HOW WE CRUNCHED THE NUMBERS

To isolate the factors that can raise—or lower—your insurance rates,
we took more than 2 billion price quotes and reverse-engineered them

Published: July 30, 2015

At the start of our car insurance pricing project, we engaged Quadrant Information Services, a private company that collects the mathematical pricing formulas that insurers must file in almost every state. We then created a cross-section of hypothetical policyholders. There were 20 in all, ranging in age from 16 through 75, men, women, some married, some with a teenage driver.

The policyholders were assigned the same “base” profile, including a perfect driving record and excellent credit.
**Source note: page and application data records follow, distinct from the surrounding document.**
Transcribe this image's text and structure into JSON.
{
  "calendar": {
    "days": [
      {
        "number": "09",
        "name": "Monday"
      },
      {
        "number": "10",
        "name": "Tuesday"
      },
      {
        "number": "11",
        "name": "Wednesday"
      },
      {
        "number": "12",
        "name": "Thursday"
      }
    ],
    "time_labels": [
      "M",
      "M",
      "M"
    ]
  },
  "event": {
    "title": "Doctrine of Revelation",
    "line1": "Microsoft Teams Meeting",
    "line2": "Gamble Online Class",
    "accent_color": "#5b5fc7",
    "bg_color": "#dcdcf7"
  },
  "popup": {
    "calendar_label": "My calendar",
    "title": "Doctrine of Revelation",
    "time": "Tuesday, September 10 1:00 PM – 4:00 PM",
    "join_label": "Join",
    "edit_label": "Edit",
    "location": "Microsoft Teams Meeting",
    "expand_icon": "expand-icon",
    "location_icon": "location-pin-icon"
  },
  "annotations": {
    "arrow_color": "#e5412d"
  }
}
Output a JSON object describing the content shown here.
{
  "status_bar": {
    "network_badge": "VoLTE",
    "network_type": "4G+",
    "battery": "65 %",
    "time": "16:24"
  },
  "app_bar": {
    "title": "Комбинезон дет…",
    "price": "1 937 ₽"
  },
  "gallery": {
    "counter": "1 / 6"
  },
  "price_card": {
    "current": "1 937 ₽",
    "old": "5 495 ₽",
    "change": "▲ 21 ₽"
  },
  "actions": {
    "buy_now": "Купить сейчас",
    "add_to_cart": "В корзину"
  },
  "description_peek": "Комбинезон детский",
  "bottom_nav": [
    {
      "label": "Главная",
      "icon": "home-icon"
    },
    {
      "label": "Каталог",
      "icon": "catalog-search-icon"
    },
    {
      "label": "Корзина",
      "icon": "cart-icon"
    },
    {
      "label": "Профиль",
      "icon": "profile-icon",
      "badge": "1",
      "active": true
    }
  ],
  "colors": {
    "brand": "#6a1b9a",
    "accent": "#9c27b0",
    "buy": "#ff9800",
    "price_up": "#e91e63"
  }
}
They bought standard liability coverage: a limit of $100,000 for bodily injury (BI) per person, $300,000 for BI per accident, and $100,000 for property damage. They also bought uninsured/underinsured motorist protection for the same amounts, and collision, comprehensive, and Med Pay or personal injury protection.

We put our drivers in popular vehicles, in most cases the Toyota Camry LE (when the policy covered only one vehicle) and a Honda Accord LX for the second car for two-vehicle policies.

Using Quadrant’s data, we got quotes for our sample drivers in August and November 2014 from up to 19 car insurers in each state, for all 33,419 general ZIP codes. That included quotes from Amica and USAA, two companies that since the 1990s have consistently rated high for claim satisfaction with our subscribers, plus the largest insurers operating in each state, which usually included Allstate, Geico, Progressive, and State Farm. For companies that had subsidiaries (for example, Allstate Indemnity and Allstate F&C), we used whichever company had the largest in-state market share for most analyses.

Then we changed each of the ratings factors of our “base” sample drivers to see how the annual premium would change. For example, we calculated what would happen if the driver had one at-fault accident, or a good credit score instead of an excellent score.

Under the state laws that regulate automobile insurance, carriers are required to adhere to the prices generated by their public rate filings. So the premiums we obtained from Quadrant are what each company legally obligates itself to charge consumers. In other words, our prices are the insurers’ actual prices for the driver profiles we created and the companies we list.

Here’s the Math

20 Sample Policies
X
2 Shopper Profiles (New & Renewal Customer)
X
8-19 Car Insurers Per State (+DC)
X
118 Ratings Factors
X
33,419 General U.S. ZIP Codes
=
2 Billion+
Policies Analyzed